If you could draw a picture of a quintessentially old-school fisherman and conservationist it would be of Henry Jones.

Henry knew and understood the Murray Mouth, Lower Lakes and Coorong like few others.  His passion for them was infectious, his commitment knew no boundaries and his willingness to share his knowledge was of such value to all he met.

South Australians owe an enormous debt to Henry for the work he did as a public face of the campaign for reform of the Murray.  He has a special place in the century-long history of debates about the way the Murray-Darling is managed.  This place is all the more special as he was on the right side of history.

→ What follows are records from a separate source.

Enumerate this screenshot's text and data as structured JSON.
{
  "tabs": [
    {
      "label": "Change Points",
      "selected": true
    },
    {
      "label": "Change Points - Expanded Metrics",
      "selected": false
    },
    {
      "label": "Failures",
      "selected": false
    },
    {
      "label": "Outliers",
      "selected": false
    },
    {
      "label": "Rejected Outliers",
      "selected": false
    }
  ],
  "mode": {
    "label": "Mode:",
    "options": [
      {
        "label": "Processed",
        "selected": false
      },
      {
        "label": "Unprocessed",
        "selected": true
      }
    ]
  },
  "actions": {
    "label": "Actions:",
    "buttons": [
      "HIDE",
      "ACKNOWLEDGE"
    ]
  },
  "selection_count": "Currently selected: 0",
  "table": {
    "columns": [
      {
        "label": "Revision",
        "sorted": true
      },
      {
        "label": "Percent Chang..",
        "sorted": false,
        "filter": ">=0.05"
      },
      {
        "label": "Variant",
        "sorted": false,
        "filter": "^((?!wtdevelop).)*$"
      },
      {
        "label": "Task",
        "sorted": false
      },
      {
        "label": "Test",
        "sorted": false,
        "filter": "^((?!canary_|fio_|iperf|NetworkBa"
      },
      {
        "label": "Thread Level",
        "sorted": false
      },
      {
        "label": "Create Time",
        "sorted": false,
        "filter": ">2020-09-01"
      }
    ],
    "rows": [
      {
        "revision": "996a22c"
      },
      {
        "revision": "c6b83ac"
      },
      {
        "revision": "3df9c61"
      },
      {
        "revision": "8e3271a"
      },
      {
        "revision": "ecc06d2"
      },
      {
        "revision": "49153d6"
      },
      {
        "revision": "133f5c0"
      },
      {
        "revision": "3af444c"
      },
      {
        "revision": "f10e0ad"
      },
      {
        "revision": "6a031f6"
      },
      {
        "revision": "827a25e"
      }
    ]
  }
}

Henry never sought the attention he received.  He simply stood up to do what he was convinced was the right thing.

Henry was a conservationist who understood the value of fishing, farming and earning a living off of our greatest river system.  His vision was only ever to set sustainable boundaries for the use of water, so that future generations could enjoy equal opportunities.

I have many fond memories of Henry, especially the meals of grilled fish – caught by Henry, grilled by his wife Gloria – served at a table full of maps and diagrams of the Lower Lakes and Murray Mouth where valuable knowledge was imparted and stories were shared.

We are poorer for Henry’s passing but richer for the gifts he gave in life.  My thoughts and condolences go out to his wonderful wife Gloria, their children and family.